My current research examines how plant-pollinator networks change through spatio-temporal scales according to different land management strategies and landscape types. I will also be looking at how urbanization affects plant-pollinator community composition in the widely expanding urban areas of Austin and Dallas, TX.
In the summer of 2017, I conducted an independent research project advised by Dr. Clare Aslan of Northern Arizona University. I studied the pollinator community composition of the Ohia Lehua (Metrosideros Polymorpha) across an elevational and human land-use gradient. We found that while the native yellow faced bees (Hylaeus spp.) still greatly visit this keystone tree, the non native European honey bee has become the dominant flower visitor across most of the trees elevational range. Our study was published In Pacific Science and can be found here.

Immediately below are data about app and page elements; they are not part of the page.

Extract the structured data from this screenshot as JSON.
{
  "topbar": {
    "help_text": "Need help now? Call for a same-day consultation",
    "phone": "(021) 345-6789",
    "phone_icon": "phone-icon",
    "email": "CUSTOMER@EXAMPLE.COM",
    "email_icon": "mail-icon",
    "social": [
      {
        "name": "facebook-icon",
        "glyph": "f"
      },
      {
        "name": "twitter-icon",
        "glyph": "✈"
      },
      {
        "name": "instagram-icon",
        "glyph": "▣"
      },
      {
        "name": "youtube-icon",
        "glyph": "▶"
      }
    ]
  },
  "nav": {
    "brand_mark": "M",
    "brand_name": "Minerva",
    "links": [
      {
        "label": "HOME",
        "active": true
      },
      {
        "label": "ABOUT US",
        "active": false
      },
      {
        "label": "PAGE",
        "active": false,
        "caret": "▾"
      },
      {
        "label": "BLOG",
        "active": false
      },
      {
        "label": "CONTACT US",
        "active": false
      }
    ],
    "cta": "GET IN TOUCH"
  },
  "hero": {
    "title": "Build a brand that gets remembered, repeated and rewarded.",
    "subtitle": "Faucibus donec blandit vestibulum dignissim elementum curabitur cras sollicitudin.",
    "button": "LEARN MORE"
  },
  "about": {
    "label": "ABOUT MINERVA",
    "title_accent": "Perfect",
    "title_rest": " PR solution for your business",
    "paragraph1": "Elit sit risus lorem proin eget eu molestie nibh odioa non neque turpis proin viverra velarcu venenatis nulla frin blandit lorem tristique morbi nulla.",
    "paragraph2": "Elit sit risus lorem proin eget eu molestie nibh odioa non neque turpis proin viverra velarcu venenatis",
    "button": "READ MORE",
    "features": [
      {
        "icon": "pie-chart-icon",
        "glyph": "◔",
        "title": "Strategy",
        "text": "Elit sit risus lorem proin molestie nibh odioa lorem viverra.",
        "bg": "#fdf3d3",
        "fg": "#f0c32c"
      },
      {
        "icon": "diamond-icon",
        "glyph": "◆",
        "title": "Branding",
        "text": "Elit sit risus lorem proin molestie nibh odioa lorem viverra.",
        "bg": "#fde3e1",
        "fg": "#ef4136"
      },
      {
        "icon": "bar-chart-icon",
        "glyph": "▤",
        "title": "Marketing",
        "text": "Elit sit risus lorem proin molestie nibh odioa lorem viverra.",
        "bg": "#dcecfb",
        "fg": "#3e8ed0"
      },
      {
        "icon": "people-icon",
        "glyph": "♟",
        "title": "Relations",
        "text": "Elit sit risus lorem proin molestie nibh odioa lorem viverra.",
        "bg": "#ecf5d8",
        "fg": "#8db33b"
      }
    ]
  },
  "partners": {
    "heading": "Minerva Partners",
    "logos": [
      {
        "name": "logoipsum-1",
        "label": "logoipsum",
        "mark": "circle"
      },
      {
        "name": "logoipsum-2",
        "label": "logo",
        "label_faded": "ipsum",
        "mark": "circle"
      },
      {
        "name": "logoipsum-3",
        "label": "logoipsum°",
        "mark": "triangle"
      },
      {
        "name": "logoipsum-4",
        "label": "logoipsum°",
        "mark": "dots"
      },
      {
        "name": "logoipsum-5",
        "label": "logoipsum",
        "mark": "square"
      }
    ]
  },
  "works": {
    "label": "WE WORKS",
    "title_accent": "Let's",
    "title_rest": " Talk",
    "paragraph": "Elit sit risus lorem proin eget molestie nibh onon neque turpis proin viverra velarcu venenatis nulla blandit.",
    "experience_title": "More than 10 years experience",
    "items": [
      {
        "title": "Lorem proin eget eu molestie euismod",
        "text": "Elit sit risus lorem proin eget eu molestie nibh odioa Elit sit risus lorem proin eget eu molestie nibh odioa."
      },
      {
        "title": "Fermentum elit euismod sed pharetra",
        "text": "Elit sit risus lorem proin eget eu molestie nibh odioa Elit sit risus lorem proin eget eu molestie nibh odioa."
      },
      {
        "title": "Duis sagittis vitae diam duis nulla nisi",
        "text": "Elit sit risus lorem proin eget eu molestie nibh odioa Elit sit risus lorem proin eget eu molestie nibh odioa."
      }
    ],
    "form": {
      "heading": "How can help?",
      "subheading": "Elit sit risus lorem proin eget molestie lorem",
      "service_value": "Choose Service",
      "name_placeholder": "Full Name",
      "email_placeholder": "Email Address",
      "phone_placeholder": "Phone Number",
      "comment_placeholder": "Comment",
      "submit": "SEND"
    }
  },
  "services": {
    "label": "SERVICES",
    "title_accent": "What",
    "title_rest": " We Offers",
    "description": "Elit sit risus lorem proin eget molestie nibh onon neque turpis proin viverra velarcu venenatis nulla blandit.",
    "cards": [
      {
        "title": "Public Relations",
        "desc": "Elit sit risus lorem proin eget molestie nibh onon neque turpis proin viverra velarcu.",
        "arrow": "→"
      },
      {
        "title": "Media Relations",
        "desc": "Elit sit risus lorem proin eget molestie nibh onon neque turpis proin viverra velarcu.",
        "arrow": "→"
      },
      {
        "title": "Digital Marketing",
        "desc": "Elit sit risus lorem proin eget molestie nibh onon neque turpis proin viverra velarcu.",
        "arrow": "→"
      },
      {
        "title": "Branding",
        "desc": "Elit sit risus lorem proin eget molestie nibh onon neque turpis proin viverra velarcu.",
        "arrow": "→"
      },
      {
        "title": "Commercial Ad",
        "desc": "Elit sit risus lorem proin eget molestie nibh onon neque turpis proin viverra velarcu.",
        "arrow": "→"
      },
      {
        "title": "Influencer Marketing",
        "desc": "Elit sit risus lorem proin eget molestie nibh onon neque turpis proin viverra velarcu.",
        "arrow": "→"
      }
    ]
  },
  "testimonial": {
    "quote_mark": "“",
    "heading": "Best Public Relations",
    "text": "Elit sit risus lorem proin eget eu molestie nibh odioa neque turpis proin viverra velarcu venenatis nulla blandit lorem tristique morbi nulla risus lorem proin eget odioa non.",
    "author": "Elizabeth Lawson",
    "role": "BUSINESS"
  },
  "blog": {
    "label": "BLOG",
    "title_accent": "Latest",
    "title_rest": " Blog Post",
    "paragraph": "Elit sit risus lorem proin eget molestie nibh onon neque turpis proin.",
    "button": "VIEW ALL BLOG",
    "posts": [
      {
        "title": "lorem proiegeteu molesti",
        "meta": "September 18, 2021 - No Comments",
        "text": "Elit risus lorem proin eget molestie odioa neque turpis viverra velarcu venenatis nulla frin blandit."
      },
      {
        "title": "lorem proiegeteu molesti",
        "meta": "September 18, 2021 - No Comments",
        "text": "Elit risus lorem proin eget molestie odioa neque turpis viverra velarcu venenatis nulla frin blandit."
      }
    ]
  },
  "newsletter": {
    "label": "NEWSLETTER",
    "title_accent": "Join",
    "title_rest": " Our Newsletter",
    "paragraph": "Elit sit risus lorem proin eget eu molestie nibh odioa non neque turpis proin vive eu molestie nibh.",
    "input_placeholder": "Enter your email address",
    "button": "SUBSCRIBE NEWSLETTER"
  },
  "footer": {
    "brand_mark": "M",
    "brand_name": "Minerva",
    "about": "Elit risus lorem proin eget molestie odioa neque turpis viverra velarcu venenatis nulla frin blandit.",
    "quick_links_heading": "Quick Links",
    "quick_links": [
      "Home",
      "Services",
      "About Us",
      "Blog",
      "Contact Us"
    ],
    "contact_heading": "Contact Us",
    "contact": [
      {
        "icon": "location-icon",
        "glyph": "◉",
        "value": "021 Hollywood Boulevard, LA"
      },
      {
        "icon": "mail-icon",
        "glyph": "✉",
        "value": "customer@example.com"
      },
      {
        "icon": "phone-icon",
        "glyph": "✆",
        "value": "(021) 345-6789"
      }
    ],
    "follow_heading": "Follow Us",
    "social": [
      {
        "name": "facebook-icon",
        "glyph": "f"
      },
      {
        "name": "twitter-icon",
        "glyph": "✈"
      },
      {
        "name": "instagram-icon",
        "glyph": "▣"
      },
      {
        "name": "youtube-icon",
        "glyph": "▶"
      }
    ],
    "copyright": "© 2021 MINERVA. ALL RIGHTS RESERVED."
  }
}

During my senior year at Northeastern University I worked in the Lotterhos Lab on an NSF funded project studying the effects of ocean acidification on oyster larvae development. For my senior honors thesis I analyzed how the pH of the maternal environment impacted the development and size of the eggs. With a relatively short exposure time of only a month there was no difference in the size of the eggs, however there was some observational evidence that the control oysters released their eggs earlier than the exposed oysters, indicating a higher pH was a more suitable environment.